Cash is Still King
A new Federal Reserve report dispels the myth that cash is dead.
There are between 60 million and 100 million cash-preferring consumers in the U.S. That’s about the population of the nation’s four largest states – California, Texas, New York and Florida– combined.
In April, the Federal Reserve released a paper called the “Diary of Consumer Payment Choice” (DCPC) that featured some startling results. The study found that cash remains the most popular mode of payment for several expense categories, including including food, transportation, government payments, and vehicle-related spending.
Other key findings include:
- Out of the 59 payment transactions the average consumer makes, 23 of them are done using cash.
- Cash dominates across spending segments for purchases under $10.
- By volume, cash makes up the single largest share of consumer transaction activity at 40%.
- By value, electronic payments lead the pack at 27%.
- By preference, debit (de facto cash) is the most preferred payment instrument, followed by cash.
Beyond the aforementioned spending patterns, consumers also use cash to pay for bills. In fact, for consumers making under $25,000, cash is the most popular way to pay bills. This is also a significant chunk of the population — based on the U.S. Census Bureau 2011 report, an estimated 43% of US adults over the age of 25 earn less than $25,000 a year.
People remain wedded to cash for a variety of reasons. For the underbanked, cash is preferred because they know it is accepted universally. It’s also useful for those who don’t want to share their purchase history with significant others – think shoes, gifts, fishing rods. And let’s not forget those who get paid primarily in cash – for instance, service industry employees such as waitstaff, hairdressers, taxi drivers and dog walkers. Lastly, there are those who favor cash simply to avoid the maintenance fees often associated with the use of checking accounts and credit cards.
Alternatives to banks have emerged to fill the gap. For example, prepaid cards have seen rapid growth and consumers – especially younger ones – are looking at alternative ‘neo-banks’ such as Simple and Moven.

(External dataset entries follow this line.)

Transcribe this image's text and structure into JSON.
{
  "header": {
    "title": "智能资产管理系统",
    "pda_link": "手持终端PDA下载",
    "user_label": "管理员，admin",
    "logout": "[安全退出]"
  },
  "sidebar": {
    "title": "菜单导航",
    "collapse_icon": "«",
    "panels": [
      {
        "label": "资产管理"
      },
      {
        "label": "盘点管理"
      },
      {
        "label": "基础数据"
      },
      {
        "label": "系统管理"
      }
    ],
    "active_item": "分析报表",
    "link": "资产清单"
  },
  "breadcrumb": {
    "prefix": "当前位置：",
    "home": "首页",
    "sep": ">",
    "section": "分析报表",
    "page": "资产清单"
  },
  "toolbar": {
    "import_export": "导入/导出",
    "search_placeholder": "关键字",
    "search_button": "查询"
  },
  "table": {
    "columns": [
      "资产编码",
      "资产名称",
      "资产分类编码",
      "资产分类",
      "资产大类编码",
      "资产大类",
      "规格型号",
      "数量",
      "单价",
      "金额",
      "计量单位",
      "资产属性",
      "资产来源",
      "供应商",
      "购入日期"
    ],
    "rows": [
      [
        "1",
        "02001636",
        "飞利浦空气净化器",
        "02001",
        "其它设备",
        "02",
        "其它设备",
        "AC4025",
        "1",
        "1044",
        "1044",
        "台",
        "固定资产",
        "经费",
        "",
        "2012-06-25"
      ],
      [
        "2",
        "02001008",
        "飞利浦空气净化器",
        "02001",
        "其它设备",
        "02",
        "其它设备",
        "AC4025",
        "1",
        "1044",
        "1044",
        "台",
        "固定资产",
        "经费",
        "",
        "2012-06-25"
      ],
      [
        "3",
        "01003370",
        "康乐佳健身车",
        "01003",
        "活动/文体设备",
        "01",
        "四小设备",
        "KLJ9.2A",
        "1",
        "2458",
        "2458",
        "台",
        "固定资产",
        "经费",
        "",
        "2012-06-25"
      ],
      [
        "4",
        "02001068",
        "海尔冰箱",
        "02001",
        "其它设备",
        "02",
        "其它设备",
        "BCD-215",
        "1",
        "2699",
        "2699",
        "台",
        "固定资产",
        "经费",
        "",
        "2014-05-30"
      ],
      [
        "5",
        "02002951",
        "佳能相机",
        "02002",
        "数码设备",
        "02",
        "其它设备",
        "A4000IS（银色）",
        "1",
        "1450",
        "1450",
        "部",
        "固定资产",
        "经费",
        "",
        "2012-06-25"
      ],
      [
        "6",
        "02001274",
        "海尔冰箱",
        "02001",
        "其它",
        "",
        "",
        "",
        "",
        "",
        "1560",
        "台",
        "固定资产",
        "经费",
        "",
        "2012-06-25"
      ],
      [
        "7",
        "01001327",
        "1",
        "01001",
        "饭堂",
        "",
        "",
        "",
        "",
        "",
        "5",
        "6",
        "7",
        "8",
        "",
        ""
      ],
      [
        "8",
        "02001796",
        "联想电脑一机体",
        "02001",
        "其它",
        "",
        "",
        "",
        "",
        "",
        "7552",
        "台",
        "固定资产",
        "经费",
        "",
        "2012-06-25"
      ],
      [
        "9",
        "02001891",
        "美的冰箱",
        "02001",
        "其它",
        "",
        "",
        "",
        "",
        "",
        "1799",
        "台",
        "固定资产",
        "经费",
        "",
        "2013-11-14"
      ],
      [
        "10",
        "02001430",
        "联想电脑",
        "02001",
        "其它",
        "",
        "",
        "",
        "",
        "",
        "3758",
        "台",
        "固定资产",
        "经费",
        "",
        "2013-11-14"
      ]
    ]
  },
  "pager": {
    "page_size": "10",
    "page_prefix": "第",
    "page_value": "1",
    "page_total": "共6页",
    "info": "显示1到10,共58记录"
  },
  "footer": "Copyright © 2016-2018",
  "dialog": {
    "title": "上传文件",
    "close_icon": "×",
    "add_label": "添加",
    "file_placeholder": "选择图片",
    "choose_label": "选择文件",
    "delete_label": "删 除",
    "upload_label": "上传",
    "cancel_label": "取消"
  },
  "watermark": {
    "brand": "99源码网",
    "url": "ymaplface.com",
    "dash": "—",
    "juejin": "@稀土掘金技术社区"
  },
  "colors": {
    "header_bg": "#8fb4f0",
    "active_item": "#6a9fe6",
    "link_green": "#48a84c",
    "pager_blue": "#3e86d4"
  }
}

Retailers are paying attention to this market need as well. Walmart launched BlueBird – a prepaid offering with American Express, and more recently, rolled out domestic P2P remittance for cash-preferring consumers. T-Mobile launched Mobile Money as a check cashing and prepaid solution for its existing customers. Boost Mobile partnered with Wipit last year to roll out a mobile wallet to their customers. Even the government is suggesting that the USPS should consider leveraging their existing retail distribution network to serve cash-preferred consumers to improve its own bottom line.
PayNearMe has been focused on leveling the playing field for cash consumers, turning cash into digital payments. We believe that everyone deserves a convenient and easy experience regardless of their preferred form of tender. That’s why we developed mobile-friendly technology and partnered with Family Dollar and 7-Eleven, enabling cash consumers to pay for rent, bills, and online purchases easily at trusted, convenient locations in their own neighborhoods
As retailers, banks and other businesses awaken to the needs of the cash-preferring public, we will see a surge in options for this segment. Instead of incorrectly stating how Americans “hate cash,” we should embrace it and think about how to bring the benefits of “digital cash” to everyone’s business.
The article aboved appeared in Bank Innovation on June 2, 2014.